An exotic plant is a plant that has been brought into an environment from another climate whereas native plants occur naturally in a region in which they evolved. They are the ecological basis upon which life depends, including birds and people. Without them and the insects that co-evolved with them, local birds cannot survive.
Some of the most commonly used trees and plants in urban forests across the world are Maple, Ash, Pine, Elm, Cedar and Oaks and nearly all of these have been infected by serious diseases over the last ten years. Some of the best trees to plant are various strains of Oak trees, Red Maple, Dogwood, Green ash or Japanese Maple as they develop well and require minimal attention in Urban settings.
Urban and city forests are essential to the environment which make the care for them and infrastructure very important. Having the wrong trees, badly cared for soil, or too much of the same species when added to diseases, fires, floods and storms added to social problems such as air pollution and over development makes for challenging urban expansion in the future and increasing temperatures as a result. In September 2018, British engineers created a seed-planting drone which could help restore the world’s forests called Biocarbon Engineering, a start-up based in Oxford.
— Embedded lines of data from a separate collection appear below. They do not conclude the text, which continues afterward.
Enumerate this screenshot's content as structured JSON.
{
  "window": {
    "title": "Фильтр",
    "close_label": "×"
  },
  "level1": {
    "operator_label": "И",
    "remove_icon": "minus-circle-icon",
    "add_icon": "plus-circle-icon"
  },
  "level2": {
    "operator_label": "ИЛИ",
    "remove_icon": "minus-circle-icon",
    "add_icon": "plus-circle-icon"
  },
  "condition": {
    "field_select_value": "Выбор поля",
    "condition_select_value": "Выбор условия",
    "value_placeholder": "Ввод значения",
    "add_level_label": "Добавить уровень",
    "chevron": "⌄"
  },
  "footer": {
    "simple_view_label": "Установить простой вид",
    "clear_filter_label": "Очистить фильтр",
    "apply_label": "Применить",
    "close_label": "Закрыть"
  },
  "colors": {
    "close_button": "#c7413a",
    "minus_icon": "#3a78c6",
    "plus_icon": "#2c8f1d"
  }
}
The drones fire seed missiles across fields, planting hundreds of potential trees in minutes. In 2018, the drones were deployed in a field outside Yangon, Myanmar, in hopes of combating Mangrove deforestation. Today, the seeds have grown into 20-inch tall Mangroves.